Mechanical Turk can be beaten

Btw, here's where I'm staying while on this gig:

See that boxy hotel, just right of center? That, my friends, is the mighty Sea Turtle Inn. And by mighty I mean: "Don't stay there." Nice location, crappy rooms.

Yesterday I was laid low by the perils of Amazon's new RESTYSOAPY (because everyone wants their REST to be more SOAP-like) API, but today I have triumphed. I was awful 'fraid Uber dev dudes Zed Shaw and Obie Fernandez would find a 2 second solution to the problem that had plagued me all day. They weren't here yesterday and I was posative they'd come in and spot the problem all flash-like whilst snickering at my code. But of course I was just feeling self-conscious. Obie and I spent a few hours trying to put xml into an url without success until we noticed a line in the doc saying you can call a get OR a post. Oh. All I had to do was do a post with the xml in the body and ... I ran into another problem.

The xml wasn't valid without…

The End to End Example

So this project I'm on is gonna be all sorts of User-Driven, but we don't want users posting just anything (like say pictures of 9/11 on a page about a Restaurant). But how do you know a pic is "appropriate"? Computers just ain't smart enough to do your job for you when it comes to images. And screening all those photos for badness would take an army of dudes.

Well our friends at Amazon are willing to put you in touch with those dudes. For cheap. Their Mechanical Turk service lets you pragmatically post odd jobs to their vast electronic job board. So now you can take a photo on you site, then post a job saying "Hey look at this image and tell me if it's really Abraham Lincoln or just more boobies and I'll give you 5 cents." Then somebody picks up the job and does it. You can even review their work (spot check) to see how they're doing.

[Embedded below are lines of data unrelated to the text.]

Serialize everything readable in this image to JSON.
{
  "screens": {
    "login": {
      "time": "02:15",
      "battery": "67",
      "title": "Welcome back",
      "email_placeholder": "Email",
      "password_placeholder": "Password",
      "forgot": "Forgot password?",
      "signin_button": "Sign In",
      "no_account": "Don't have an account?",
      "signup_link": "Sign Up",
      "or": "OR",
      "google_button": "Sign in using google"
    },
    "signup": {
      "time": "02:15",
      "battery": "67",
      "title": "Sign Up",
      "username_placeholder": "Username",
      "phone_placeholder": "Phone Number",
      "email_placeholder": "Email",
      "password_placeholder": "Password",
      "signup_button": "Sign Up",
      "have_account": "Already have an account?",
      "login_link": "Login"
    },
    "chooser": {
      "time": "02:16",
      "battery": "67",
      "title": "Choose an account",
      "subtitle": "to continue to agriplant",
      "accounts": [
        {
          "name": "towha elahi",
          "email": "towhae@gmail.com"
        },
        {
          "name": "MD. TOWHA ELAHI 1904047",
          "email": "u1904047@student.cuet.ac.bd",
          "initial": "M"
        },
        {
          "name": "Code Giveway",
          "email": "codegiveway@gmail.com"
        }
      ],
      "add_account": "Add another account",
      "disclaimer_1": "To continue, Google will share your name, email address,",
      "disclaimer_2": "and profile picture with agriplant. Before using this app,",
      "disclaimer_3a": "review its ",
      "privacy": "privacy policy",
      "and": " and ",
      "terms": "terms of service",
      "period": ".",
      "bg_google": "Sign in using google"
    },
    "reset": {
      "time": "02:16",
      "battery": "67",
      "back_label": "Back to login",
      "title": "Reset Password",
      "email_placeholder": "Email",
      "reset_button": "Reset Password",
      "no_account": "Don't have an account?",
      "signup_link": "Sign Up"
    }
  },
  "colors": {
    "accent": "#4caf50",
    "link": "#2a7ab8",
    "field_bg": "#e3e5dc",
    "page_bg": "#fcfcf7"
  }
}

Or offer the same job to 5 people and pay 1 cent apiece and see if they all agree. Awesome.

Except …